● **INSTRUCTIONS TO FOLLOW**:
For each line of the data below that holds "Extrato", copy the line.

◆ ◆ ◆ ◆ ◆ ◆ ◆

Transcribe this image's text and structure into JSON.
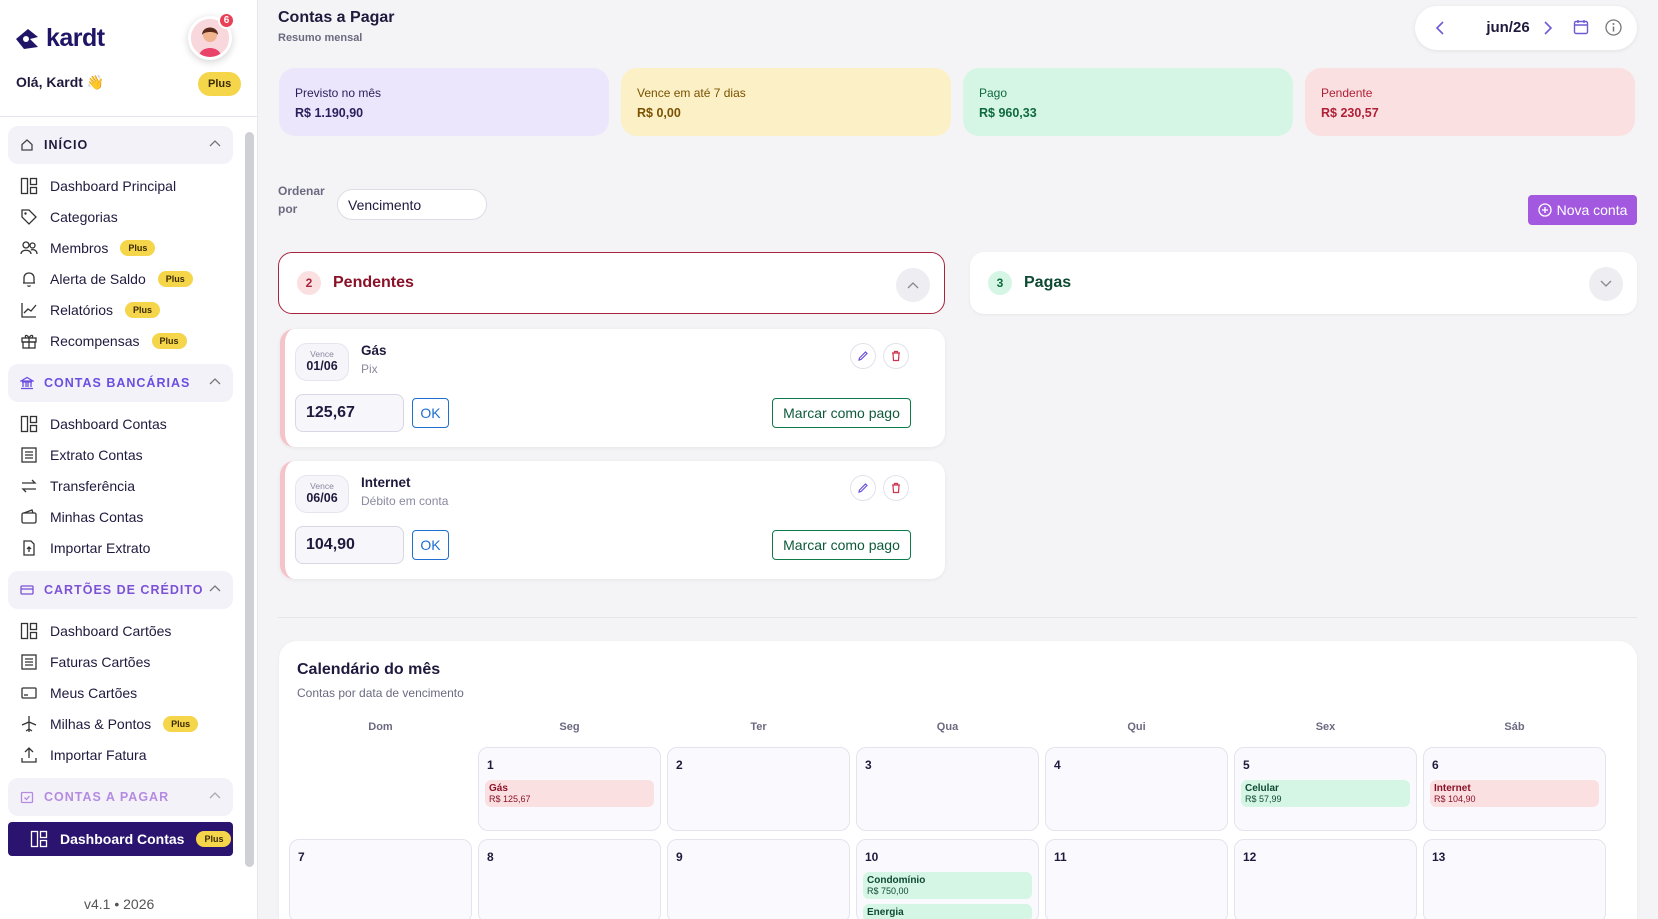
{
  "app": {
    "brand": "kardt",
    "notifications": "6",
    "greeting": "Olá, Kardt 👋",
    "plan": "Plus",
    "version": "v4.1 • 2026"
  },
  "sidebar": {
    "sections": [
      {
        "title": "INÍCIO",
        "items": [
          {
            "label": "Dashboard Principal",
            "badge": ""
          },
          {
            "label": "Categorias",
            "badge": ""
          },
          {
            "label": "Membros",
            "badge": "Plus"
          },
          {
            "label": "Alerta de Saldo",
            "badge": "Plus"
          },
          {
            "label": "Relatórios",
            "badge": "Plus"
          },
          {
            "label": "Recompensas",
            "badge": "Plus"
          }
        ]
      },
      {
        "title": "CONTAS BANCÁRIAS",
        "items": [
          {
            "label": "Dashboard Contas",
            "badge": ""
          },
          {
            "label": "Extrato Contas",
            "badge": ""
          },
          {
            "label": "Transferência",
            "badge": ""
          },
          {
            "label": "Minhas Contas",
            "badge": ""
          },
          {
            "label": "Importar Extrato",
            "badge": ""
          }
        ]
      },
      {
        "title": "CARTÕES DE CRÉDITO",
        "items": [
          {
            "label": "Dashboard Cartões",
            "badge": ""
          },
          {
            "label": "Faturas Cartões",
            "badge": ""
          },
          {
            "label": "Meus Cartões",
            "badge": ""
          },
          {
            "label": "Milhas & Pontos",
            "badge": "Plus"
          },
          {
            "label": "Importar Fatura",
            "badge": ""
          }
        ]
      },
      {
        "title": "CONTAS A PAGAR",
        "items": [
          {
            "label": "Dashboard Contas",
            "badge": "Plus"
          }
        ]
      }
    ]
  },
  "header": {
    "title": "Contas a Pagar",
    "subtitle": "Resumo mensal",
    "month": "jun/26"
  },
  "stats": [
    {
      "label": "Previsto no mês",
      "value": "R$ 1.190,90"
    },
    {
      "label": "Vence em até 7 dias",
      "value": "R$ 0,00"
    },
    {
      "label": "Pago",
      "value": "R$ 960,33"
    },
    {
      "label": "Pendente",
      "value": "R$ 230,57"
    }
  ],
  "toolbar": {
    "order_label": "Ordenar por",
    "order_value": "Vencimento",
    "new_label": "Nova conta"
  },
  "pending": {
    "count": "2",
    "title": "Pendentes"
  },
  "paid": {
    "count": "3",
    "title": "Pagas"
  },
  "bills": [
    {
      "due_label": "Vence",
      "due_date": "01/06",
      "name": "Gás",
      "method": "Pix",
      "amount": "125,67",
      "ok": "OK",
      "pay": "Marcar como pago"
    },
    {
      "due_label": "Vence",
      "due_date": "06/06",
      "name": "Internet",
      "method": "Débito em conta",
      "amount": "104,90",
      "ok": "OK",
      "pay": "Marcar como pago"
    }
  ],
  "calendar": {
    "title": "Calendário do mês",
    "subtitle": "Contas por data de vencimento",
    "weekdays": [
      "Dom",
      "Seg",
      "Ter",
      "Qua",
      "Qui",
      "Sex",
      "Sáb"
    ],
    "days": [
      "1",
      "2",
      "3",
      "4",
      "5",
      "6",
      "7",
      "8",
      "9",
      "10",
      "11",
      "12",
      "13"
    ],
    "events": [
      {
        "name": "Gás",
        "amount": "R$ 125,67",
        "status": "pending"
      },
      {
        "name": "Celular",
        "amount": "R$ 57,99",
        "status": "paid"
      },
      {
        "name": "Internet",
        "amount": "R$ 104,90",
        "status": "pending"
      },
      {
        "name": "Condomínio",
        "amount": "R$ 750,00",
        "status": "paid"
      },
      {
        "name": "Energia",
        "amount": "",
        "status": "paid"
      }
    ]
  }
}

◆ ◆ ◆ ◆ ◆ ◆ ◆

● **SOLUTION TO THE PROBLEM**:
            "label": "Extrato Contas",
            "label": "Importar Extrato",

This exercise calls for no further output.